Supply the number of lines below containing "bilgi", nothing else.

[Items from an interface collection]
..............................

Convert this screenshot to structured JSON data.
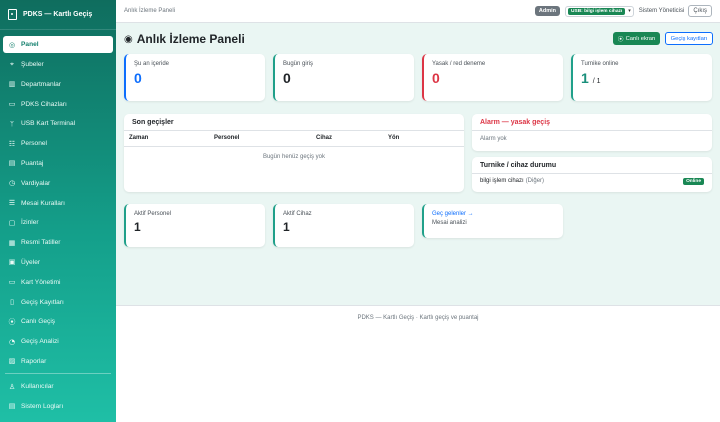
{
  "sidebar": {
    "brand": "PDKS — Kartlı Geçiş",
    "items": [
      {
        "icon": "◎",
        "label": "Panel",
        "active": true
      },
      {
        "icon": "⌖",
        "label": "Şubeler"
      },
      {
        "icon": "▥",
        "label": "Departmanlar"
      },
      {
        "icon": "▭",
        "label": "PDKS Cihazları"
      },
      {
        "icon": "ᛘ",
        "label": "USB Kart Terminal"
      },
      {
        "icon": "☷",
        "label": "Personel"
      },
      {
        "icon": "▤",
        "label": "Puantaj"
      },
      {
        "icon": "◷",
        "label": "Vardiyalar"
      },
      {
        "icon": "☰",
        "label": "Mesai Kuralları"
      },
      {
        "icon": "▢",
        "label": "İzinler"
      },
      {
        "icon": "▦",
        "label": "Resmi Tatiller"
      },
      {
        "icon": "▣",
        "label": "Üyeler"
      },
      {
        "icon": "▭",
        "label": "Kart Yönetimi"
      },
      {
        "icon": "▯",
        "label": "Geçiş Kayıtları"
      },
      {
        "icon": "⦿",
        "label": "Canlı Geçiş"
      },
      {
        "icon": "◔",
        "label": "Geçiş Analizi"
      },
      {
        "icon": "▨",
        "label": "Raporlar"
      }
    ],
    "bottom_items": [
      {
        "icon": "♙",
        "label": "Kullanıcılar"
      },
      {
        "icon": "▤",
        "label": "Sistem Logları"
      }
    ]
  },
  "topbar": {
    "breadcrumb": "Anlık İzleme Paneli",
    "role_badge": "Admin",
    "usb_device": "USB: bilgi işlem cihazı",
    "user": "Sistem Yöneticisi",
    "logout": "Çıkış"
  },
  "page": {
    "title": "Anlık İzleme Paneli",
    "live_button": "Canlı ekran",
    "logs_button": "Geçiş kayıtları"
  },
  "stats": [
    {
      "label": "Şu an içeride",
      "value": "0",
      "color": "#0d6efd"
    },
    {
      "label": "Bugün giriş",
      "value": "0",
      "color": "#20a08a"
    },
    {
      "label": "Yasak / red deneme",
      "value": "0",
      "color": "#dc3545"
    },
    {
      "label": "Turnike online",
      "value": "1",
      "suffix": "/ 1",
      "color": "#20a08a"
    }
  ],
  "recent": {
    "title": "Son geçişler",
    "columns": [
      "Zaman",
      "Personel",
      "Cihaz",
      "Yön"
    ],
    "empty": "Bugün henüz geçiş yok"
  },
  "alarm": {
    "title": "Alarm — yasak geçiş",
    "empty": "Alarm yok"
  },
  "turnstile": {
    "title": "Turnike / cihaz durumu",
    "device": "bilgi işlem cihazı",
    "device_type": "(Diğer)",
    "status": "Online"
  },
  "bottom_stats": [
    {
      "label": "Aktif Personel",
      "value": "1"
    },
    {
      "label": "Aktif Cihaz",
      "value": "1"
    }
  ],
  "late": {
    "link": "Geç gelenler →",
    "sub": "Mesai analizi"
  },
  "footer": "PDKS — Kartlı Geçiş · Kartlı geçiş ve puantaj",
  "colors": {
    "primary": "#0d6efd",
    "success": "#198754",
    "danger": "#dc3545",
    "teal": "#20a08a",
    "sidebar": "#149f8a"
  }
}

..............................

* [EXERCISE SOLUTION]
2